## Supplied data
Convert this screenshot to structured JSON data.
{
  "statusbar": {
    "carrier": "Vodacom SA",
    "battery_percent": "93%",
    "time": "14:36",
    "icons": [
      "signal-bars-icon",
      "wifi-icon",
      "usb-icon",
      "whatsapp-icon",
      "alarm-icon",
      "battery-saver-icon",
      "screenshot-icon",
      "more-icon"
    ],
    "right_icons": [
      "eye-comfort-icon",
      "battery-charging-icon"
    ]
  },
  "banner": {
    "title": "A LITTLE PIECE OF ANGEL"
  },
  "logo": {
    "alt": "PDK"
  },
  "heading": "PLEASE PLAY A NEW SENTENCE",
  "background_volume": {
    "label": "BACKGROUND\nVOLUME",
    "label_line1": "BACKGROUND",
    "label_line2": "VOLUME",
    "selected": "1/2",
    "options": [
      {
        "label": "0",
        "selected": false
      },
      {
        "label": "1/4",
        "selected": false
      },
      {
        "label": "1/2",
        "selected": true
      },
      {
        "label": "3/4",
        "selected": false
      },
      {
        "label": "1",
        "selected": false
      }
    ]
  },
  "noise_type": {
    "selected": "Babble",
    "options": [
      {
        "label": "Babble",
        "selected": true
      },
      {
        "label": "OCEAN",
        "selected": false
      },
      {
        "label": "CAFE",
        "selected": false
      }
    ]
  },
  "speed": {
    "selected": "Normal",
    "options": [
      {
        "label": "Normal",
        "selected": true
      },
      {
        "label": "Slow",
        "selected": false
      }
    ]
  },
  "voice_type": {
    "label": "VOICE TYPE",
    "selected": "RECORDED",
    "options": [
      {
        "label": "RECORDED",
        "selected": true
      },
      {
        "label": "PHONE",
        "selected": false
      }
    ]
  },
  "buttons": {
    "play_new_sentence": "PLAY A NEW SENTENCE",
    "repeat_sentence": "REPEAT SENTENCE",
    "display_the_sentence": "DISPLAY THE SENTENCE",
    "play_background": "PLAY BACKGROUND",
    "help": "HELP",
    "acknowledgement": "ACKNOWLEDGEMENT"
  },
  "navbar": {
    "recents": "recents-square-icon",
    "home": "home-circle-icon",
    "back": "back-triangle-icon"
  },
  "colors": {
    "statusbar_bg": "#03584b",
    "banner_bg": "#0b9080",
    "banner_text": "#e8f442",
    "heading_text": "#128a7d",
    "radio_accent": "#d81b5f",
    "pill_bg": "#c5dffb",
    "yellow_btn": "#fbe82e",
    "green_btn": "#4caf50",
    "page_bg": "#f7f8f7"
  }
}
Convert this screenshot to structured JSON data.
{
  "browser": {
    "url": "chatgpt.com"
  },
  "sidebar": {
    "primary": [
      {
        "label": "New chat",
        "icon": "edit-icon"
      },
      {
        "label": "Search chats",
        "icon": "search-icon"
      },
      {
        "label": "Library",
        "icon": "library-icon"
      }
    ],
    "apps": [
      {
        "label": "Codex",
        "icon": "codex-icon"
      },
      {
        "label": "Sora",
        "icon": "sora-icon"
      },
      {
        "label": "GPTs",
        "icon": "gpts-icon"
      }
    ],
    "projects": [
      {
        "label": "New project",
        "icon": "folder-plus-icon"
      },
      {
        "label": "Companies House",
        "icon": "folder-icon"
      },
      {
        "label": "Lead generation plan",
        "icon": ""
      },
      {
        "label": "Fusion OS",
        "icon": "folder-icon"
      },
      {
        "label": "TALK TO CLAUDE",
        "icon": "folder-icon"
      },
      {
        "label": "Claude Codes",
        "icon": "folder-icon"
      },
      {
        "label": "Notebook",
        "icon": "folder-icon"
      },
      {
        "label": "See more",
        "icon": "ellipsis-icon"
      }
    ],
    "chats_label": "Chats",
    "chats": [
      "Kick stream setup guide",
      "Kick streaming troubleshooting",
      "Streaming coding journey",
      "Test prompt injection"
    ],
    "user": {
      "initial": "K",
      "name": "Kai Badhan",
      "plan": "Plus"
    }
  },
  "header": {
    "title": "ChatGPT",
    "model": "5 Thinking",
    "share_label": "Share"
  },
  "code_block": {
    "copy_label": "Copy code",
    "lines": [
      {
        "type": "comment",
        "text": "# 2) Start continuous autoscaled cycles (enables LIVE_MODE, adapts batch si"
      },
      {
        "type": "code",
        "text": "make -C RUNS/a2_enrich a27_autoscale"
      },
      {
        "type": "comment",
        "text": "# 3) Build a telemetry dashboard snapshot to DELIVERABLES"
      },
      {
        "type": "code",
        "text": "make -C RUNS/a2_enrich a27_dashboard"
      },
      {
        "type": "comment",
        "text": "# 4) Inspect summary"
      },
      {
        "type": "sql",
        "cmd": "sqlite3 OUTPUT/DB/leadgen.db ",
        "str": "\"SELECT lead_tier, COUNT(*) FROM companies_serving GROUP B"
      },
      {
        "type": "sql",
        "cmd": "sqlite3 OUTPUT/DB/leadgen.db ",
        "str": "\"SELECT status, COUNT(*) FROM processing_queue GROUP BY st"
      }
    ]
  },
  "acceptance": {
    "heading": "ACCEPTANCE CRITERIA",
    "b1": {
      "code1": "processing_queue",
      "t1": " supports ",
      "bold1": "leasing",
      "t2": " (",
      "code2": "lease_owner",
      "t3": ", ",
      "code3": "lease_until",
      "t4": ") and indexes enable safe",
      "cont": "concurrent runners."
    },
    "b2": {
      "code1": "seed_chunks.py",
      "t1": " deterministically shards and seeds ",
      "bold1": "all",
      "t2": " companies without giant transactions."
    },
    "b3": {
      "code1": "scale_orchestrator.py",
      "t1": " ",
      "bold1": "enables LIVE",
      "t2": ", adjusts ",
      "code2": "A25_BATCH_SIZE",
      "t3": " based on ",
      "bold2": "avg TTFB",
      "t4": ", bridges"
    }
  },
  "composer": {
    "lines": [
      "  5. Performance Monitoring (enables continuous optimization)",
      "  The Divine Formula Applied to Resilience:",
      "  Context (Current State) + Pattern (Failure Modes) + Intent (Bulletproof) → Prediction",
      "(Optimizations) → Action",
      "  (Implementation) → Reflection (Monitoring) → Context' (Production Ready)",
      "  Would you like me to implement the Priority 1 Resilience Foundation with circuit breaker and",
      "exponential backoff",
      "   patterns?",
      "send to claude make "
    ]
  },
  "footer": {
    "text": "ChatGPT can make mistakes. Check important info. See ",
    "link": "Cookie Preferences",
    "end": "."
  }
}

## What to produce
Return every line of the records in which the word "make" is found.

## Expected output
        "text": "make -C RUNS/a2_enrich a27_autoscale"
        "text": "make -C RUNS/a2_enrich a27_dashboard"
      "send to claude make "
    "text": "ChatGPT can make mistakes. Check important info. See ",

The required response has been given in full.